▶ _GOAL OF THE EXERCISE_
Among the entries below, which lines include the string "issues"? Show each one.

▶ _DATA FOR REVIEW_
========================================

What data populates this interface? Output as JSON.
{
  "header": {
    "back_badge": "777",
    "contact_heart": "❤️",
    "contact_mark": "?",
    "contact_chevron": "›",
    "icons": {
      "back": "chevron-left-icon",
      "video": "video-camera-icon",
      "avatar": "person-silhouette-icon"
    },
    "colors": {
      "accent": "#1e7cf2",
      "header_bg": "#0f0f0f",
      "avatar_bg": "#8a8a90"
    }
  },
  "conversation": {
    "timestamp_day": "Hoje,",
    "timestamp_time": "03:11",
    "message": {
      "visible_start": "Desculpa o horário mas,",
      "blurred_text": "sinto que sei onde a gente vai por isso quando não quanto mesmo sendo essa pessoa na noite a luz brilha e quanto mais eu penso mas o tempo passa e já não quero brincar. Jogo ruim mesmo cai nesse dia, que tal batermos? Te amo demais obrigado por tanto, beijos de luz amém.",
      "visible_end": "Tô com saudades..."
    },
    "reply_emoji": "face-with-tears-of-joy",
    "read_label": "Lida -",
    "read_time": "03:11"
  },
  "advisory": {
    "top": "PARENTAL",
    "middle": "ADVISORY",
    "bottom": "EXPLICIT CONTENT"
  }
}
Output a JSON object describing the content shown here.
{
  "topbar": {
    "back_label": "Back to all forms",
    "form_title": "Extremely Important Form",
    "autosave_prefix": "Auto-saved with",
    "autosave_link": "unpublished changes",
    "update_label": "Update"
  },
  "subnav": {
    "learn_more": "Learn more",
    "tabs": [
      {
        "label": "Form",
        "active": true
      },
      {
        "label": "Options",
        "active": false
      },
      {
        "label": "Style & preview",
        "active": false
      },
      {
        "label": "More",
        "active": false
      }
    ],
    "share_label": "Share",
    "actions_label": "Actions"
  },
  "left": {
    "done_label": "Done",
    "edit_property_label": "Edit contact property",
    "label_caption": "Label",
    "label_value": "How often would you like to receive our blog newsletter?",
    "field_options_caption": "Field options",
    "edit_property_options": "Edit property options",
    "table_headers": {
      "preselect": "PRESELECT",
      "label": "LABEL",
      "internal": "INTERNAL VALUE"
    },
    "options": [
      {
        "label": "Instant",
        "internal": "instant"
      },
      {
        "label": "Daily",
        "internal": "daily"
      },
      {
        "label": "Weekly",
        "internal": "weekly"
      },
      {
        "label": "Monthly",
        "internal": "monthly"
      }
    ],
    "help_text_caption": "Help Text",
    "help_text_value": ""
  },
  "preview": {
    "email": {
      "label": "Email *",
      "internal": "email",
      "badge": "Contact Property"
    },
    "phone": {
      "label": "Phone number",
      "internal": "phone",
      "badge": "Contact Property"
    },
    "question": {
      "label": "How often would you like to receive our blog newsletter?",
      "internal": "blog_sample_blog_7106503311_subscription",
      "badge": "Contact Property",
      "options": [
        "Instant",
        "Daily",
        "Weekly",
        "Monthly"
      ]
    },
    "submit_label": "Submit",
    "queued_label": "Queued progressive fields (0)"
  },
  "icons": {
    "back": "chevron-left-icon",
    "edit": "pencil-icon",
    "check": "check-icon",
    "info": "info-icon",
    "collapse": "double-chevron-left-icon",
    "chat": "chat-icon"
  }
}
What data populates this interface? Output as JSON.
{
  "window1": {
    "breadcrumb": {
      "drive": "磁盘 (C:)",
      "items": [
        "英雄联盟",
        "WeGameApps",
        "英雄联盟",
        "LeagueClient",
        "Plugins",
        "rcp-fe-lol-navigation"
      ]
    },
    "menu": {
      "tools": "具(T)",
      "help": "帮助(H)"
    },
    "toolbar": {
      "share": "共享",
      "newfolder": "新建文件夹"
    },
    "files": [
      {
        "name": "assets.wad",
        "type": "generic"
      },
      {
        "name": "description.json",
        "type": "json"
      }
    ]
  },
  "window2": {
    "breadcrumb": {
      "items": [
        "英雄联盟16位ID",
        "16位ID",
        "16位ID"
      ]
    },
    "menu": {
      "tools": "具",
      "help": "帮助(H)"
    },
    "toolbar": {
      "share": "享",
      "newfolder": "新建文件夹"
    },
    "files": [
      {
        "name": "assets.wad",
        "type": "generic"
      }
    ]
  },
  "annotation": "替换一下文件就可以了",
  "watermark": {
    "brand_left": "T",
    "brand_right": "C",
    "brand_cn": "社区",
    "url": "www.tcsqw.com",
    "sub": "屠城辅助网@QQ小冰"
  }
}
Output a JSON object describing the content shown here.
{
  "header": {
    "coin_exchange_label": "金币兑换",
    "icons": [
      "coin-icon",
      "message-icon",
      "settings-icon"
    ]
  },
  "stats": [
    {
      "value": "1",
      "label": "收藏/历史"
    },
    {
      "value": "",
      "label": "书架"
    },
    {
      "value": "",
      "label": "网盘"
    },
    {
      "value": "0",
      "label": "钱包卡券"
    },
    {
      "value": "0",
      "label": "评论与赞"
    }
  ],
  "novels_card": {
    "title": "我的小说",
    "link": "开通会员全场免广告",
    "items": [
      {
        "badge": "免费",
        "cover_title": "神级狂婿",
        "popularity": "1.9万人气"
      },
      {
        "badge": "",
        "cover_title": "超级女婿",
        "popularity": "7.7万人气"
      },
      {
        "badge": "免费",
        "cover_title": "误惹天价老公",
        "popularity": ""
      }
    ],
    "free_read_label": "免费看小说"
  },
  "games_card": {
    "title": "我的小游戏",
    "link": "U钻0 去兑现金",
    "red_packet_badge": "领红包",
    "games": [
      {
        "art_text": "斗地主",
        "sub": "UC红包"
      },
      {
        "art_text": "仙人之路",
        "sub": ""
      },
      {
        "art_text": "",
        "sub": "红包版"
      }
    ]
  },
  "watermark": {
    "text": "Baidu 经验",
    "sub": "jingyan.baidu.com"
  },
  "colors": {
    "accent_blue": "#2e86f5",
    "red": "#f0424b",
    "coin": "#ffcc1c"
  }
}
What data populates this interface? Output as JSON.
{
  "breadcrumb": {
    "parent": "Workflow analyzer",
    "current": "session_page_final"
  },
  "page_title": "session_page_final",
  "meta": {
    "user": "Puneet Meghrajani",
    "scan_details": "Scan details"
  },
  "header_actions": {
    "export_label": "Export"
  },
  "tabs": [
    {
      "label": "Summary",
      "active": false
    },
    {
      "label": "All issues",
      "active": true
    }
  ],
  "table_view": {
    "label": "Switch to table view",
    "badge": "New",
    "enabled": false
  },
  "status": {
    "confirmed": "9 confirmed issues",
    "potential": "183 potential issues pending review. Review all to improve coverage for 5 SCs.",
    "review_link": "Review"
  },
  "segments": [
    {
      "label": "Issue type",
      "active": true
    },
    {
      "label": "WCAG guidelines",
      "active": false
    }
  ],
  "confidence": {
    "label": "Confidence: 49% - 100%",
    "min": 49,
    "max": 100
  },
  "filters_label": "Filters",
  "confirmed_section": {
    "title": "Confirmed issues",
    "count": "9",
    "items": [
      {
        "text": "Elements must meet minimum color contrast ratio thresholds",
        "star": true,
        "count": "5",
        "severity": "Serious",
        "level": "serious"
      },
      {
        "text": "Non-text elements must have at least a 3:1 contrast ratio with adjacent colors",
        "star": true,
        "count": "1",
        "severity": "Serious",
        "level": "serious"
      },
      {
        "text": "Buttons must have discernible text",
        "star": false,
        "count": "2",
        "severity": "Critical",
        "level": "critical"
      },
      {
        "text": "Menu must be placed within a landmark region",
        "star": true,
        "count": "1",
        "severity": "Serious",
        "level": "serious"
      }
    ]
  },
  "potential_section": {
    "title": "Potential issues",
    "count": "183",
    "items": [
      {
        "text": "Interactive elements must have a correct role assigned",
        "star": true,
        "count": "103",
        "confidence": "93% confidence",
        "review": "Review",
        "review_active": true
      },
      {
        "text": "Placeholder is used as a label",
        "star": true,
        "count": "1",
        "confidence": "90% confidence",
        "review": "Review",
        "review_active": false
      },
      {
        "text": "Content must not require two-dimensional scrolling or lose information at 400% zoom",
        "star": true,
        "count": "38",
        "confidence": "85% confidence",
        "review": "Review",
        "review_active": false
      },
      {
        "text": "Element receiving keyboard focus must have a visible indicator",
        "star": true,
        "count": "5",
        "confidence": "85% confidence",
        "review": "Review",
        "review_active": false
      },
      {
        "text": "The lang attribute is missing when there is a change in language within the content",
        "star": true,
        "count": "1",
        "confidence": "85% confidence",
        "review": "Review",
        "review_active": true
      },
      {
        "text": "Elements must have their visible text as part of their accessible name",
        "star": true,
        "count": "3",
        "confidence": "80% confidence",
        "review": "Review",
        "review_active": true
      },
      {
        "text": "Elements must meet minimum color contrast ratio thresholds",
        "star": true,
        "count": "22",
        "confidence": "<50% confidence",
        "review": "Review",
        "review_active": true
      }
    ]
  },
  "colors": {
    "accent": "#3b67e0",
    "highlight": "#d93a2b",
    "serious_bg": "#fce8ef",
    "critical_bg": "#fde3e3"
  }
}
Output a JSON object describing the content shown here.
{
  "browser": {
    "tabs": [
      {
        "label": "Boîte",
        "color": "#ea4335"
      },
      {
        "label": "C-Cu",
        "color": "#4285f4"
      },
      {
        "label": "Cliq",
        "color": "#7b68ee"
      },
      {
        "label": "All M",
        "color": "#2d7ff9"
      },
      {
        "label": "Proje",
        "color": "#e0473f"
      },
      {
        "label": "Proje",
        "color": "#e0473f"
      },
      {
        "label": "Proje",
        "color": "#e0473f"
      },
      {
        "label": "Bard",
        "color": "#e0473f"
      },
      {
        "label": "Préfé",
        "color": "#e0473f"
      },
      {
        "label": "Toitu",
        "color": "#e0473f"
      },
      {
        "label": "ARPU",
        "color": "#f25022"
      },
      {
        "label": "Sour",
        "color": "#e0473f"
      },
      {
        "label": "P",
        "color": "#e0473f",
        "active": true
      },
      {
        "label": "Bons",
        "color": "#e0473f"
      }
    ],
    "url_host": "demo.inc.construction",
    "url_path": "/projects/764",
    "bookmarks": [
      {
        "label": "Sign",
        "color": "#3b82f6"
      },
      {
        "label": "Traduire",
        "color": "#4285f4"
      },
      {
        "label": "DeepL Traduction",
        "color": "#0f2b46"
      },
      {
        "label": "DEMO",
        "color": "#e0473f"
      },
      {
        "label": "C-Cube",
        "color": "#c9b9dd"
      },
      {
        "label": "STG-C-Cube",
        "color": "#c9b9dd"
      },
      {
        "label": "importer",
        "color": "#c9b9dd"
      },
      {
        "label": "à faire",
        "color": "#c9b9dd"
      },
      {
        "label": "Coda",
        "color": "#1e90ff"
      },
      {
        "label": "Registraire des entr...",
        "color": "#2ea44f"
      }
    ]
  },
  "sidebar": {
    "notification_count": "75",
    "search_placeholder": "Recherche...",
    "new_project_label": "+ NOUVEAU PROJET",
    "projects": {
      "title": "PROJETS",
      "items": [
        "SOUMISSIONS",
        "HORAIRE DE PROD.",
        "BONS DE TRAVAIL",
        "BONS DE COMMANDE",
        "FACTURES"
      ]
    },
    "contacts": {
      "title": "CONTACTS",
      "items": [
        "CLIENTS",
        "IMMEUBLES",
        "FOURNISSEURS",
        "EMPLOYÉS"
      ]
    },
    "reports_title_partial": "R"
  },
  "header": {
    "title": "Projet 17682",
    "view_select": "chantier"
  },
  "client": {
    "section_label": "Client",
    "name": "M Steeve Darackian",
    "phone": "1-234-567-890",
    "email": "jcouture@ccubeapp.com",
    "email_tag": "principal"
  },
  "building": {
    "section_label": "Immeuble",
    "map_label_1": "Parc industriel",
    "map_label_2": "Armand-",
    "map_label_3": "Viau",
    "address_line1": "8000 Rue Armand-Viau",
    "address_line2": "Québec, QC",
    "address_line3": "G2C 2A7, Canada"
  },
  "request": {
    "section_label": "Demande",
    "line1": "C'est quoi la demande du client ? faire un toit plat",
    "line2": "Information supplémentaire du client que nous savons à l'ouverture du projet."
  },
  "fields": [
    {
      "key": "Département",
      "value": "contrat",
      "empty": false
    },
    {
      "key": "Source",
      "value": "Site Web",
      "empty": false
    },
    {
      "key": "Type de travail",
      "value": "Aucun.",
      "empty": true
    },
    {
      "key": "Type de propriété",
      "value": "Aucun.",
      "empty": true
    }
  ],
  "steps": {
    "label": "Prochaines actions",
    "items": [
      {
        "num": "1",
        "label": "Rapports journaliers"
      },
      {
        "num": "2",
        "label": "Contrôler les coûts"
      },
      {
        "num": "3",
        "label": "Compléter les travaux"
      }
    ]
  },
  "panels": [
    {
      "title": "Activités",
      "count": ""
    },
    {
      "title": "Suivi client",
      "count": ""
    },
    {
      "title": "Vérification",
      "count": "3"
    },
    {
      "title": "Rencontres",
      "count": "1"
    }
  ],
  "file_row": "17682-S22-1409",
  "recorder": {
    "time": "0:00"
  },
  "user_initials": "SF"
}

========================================

▶ _SOLVED EXERCISE_
      "label": "All issues",
    "confirmed": "9 confirmed issues",
    "potential": "183 potential issues pending review. Review all to improve coverage for 5 SCs.",
    "title": "Confirmed issues",
    "title": "Potential issues",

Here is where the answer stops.